When using so-called XMR sensors, it can potentially be advantageous if the sensor elements 7 and 8 generate a constant premagnetization. As a result of this premagnetization, the sensor elements 7 and 8 are situated in a magnetic field in which the sensitivity is at a maximum. This can be achieved by means of a “bias field” according to
This arrangement can carry out magnetic field simulations for a fixed gradiometer distance—2.5 mm has been selected here as an example—and the size, material, and shape of the gap 21 can be determined so that the sensor operates with a high degree of sensitivity and a minimized offset and is consequently able to detect the weakest possible signals. When put into practice, this achieves large distances from a ferromagnetic transmitter.
As already mentioned at the beginning of the specification, the shape of the gap 21 is of great importance; in particular, geometries that diverge from the rectangular shape are advantageous.
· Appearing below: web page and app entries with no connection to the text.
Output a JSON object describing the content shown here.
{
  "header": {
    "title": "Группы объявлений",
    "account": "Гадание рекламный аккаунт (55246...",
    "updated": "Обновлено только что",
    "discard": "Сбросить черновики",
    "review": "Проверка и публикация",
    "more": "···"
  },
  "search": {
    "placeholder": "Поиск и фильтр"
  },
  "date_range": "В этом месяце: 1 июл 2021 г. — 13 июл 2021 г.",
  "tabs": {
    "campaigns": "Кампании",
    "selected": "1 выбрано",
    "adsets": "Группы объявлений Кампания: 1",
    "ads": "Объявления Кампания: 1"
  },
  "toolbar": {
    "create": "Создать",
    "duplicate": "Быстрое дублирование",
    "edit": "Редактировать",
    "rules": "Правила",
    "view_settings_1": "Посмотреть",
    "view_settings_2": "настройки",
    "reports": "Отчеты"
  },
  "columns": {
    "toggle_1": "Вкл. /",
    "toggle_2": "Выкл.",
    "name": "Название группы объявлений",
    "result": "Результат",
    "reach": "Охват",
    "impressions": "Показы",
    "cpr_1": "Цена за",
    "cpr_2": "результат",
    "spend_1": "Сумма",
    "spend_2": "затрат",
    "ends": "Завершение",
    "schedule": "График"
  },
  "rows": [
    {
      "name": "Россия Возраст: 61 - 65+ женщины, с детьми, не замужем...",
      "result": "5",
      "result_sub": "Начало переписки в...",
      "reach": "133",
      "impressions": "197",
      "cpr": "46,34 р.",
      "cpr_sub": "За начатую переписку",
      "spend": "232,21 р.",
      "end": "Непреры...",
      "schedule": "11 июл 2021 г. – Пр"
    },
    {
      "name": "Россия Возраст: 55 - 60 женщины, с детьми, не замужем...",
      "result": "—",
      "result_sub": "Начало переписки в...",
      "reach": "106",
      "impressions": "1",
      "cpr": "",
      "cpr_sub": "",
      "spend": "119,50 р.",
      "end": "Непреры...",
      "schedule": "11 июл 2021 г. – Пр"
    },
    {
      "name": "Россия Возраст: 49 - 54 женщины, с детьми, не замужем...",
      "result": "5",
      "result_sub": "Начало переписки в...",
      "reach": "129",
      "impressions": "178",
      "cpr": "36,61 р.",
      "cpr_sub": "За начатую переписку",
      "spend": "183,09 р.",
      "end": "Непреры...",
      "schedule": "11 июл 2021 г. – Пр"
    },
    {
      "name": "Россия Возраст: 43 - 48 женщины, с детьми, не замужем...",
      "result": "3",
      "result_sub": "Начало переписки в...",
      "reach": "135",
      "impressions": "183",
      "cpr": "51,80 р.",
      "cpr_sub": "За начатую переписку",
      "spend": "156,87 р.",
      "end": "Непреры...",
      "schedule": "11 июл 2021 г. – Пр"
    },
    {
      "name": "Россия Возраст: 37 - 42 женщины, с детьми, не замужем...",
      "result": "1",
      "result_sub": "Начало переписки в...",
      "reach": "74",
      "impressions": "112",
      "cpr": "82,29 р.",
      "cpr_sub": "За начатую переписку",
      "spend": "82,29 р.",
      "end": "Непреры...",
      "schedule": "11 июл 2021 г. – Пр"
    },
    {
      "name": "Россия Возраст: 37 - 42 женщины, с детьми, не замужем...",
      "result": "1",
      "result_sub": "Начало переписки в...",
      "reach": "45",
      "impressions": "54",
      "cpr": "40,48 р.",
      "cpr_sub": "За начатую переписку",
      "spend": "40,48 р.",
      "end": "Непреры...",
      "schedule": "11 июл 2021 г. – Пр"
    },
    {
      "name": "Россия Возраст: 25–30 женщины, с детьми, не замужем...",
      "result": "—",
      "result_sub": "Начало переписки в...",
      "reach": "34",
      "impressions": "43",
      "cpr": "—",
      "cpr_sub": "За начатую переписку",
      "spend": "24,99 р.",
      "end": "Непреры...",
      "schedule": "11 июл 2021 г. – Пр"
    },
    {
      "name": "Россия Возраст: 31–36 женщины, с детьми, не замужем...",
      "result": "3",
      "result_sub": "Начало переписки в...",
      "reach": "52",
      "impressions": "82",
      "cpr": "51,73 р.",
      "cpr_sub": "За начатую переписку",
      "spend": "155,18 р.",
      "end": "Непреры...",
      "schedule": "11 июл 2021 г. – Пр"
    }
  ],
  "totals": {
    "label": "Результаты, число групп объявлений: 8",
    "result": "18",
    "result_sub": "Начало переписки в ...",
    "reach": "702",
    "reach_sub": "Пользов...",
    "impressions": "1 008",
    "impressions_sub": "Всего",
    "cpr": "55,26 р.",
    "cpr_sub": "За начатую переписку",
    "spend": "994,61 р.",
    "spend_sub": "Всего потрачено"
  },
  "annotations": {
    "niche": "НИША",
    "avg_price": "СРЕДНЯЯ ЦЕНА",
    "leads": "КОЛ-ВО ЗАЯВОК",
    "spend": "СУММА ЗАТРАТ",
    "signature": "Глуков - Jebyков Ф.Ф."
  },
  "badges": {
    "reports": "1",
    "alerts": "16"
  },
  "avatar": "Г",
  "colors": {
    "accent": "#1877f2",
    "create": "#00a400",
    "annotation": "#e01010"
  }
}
The gap 21 can be wedge-shaped, as shown in
As an example,
1. A magnetic sensor arrangement, having
- magnetically sensitive sensor elements (7, 8) whose electrical properties are changeable as a function of a magnetic field that a moving, passive transmitter element (11) is able to influence, with the magnetic field being substantially perpendicular to the sensor elements (7, 8),
- the magnetic sensor arrangement (1) has two sensor elements (7, 8) in a gradiometer arrangement that are each respectively associated with one of two regions (4, 5) of a permanent magnet embodied in the form of a gap magnet (2), which regions are spaced apart from each other by a predetermined distance (sa),
- the sensor elements (7, 8) are arranged one after the other in a direction of movement of the transmitter element (11),
- the sensor elements (7, 8) are associated with edges of a gap (21) in a rotary direction of the transmitter element,
- the magnetic regions (4, 5) and the permanent gap magnet (2; 20) - in terms of the dimensions (h, b, t), the gap width (sa), the gap depth (st), and their positions in relation to the sensor elements (7, 8)—are situated so as to minimize the offset of the output signal of the sensor elements (7, 8) in the gradiometer arrangement, and
- the gap (21) has a contour with a wedge-shaped narrowing in the direction of the gap depth (st) of the permanent gap magnet (20; 23).
2. The magnetic sensor arrangement as recited in claim 1,
- flux-conducting plates (9, 10) are positioned between the sensor elements (7, 8) and the magnetic regions (4, 5).
3. The magnetic sensor arrangement as recited in claim 2,
- each of the flux-conducting plates (24) is embodied in the form of a compact element into which the gap (21) is integrated.
4. The magnetic sensor arrangement as recited in claim 1,
- the magnetic sensor arrangement (1) is used to detect the rotation angle of a wheel (11) serving as the transmitter element, and the circumference of the wheel (11) is provided with teeth (12) in order to influence the magnetic field in the region of the magnetic sensor arrangement (1).
5. The magnetic sensor arrangement as recited in claim 4,
- the wheel (11) is embodied in the form of a steel wheel.
6. The magnetic sensor arrangement as recited in claim 1,
- the sensor elements (7, 8) are magnetoresistive XMR sensors.
|4712064||December 8, 1987||Eckardt et al.|
|4859941||August 22, 1989||Higgs et al.|
|5210489||May 11, 1993||Peterson|
|5304926||April 19, 1994||Wu|
|6050242||April 18, 2000||Wilkinson|
|6107793||August 22, 2000||Yokotani et al.|
|6498474||December 24, 2002||Turner|
|7045997||May 16, 2006||Yokotani et al.|
|7119539||October 10, 2006||Butzmann|
|20030107366||June 12, 2003||Busch et al.|
|20030155909||August 21, 2003||Steinruecken et al.|
|20030222642||December 4, 2003||Butzmann|
|101 28 135||December 2002||DE|
|0 419 040||March 1991||EP|
Filed: Jan 18, 2005
Date of Patent: Feb 21, 2012
Patent Publication Number: 20080116884
Assignee: Robert Bosch GmbH (Stuttgart)
Inventors: Rasmus Rettig (El Paso, TX), Christian Bauer (Schwieberdingen), Birgit Vogelgesang (Ingersheim)
Primary Examiner: Jay Patidar
Attorney: Michael J. Striker
Application Number: 10/588,678